Record set:

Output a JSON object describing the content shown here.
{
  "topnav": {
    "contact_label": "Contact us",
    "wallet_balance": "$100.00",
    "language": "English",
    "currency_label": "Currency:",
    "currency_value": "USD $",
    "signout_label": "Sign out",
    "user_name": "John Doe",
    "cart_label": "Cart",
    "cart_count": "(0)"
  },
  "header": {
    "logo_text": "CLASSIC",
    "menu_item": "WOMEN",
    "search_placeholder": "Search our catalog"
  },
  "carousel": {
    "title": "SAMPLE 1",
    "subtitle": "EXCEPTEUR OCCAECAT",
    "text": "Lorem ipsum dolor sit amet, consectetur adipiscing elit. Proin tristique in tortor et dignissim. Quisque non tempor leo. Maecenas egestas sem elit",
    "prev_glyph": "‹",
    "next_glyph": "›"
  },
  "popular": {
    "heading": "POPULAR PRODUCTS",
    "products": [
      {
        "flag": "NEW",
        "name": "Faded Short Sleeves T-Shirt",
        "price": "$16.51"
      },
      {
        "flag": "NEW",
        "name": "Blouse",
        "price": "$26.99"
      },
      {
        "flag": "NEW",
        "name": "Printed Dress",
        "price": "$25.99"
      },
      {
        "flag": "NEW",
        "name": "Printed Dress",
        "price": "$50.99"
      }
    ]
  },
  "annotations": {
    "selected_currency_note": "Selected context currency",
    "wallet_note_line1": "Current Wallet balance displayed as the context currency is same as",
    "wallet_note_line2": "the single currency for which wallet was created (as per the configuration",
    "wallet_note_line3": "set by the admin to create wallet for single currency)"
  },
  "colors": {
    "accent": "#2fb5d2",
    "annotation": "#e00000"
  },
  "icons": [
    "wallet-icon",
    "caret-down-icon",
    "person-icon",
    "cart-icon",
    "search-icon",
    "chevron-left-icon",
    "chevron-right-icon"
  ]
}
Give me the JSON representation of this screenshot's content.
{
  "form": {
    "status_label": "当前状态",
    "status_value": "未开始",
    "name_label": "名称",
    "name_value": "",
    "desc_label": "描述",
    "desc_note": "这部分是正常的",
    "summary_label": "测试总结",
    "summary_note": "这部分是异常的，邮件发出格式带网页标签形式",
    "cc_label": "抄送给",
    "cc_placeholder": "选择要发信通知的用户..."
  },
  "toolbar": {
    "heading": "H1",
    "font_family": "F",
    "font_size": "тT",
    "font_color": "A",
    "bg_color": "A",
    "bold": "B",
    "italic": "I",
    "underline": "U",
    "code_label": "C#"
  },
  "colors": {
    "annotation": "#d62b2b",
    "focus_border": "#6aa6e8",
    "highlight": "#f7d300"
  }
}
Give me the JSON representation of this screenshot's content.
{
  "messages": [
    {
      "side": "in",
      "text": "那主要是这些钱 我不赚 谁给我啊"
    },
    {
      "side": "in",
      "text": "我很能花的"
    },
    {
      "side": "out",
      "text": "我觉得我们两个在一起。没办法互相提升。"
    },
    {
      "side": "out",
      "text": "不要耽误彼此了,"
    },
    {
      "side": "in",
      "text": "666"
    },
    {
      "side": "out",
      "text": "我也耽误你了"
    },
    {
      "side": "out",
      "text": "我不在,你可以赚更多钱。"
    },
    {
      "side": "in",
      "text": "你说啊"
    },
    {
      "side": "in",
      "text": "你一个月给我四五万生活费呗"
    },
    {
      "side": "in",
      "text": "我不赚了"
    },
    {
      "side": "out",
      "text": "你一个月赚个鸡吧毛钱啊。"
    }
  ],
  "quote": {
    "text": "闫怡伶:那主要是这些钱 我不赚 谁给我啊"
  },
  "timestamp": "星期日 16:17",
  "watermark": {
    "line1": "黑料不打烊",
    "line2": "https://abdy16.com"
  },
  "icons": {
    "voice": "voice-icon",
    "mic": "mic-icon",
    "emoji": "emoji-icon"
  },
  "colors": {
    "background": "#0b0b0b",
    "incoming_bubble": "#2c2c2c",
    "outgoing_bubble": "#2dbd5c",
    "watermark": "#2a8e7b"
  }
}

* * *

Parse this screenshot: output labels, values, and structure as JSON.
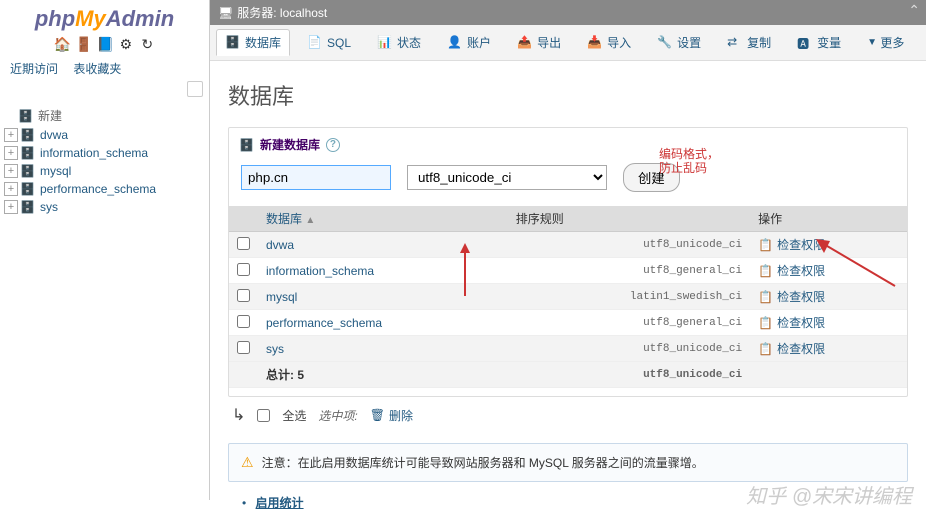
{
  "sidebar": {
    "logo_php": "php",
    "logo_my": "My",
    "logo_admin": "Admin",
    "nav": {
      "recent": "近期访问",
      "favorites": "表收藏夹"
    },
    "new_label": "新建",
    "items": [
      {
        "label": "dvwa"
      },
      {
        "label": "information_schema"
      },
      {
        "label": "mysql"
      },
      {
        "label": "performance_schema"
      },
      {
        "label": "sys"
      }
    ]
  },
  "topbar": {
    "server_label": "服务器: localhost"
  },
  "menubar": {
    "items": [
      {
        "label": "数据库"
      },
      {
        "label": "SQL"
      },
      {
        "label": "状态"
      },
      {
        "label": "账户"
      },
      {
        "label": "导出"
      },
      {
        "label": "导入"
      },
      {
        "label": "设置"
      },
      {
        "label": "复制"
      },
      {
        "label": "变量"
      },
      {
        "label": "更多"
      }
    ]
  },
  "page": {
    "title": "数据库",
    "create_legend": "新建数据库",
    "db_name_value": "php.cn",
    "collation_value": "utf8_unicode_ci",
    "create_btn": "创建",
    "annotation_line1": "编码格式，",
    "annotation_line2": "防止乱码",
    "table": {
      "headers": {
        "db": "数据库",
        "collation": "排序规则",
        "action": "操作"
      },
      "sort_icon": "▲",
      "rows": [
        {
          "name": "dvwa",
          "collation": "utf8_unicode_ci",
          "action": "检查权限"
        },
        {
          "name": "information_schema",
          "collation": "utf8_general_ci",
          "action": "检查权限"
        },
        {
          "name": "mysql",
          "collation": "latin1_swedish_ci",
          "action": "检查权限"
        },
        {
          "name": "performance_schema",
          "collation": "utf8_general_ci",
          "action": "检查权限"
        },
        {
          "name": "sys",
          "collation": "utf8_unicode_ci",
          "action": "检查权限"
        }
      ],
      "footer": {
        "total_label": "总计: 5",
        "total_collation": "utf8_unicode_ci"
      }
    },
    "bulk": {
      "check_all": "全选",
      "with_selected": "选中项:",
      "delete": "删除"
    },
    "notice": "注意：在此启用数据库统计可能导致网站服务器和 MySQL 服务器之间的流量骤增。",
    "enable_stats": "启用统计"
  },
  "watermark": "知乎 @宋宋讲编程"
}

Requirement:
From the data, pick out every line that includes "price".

Task solution:
        "price": "$16.51"
        "price": "$26.99"
        "price": "$25.99"
        "price": "$50.99"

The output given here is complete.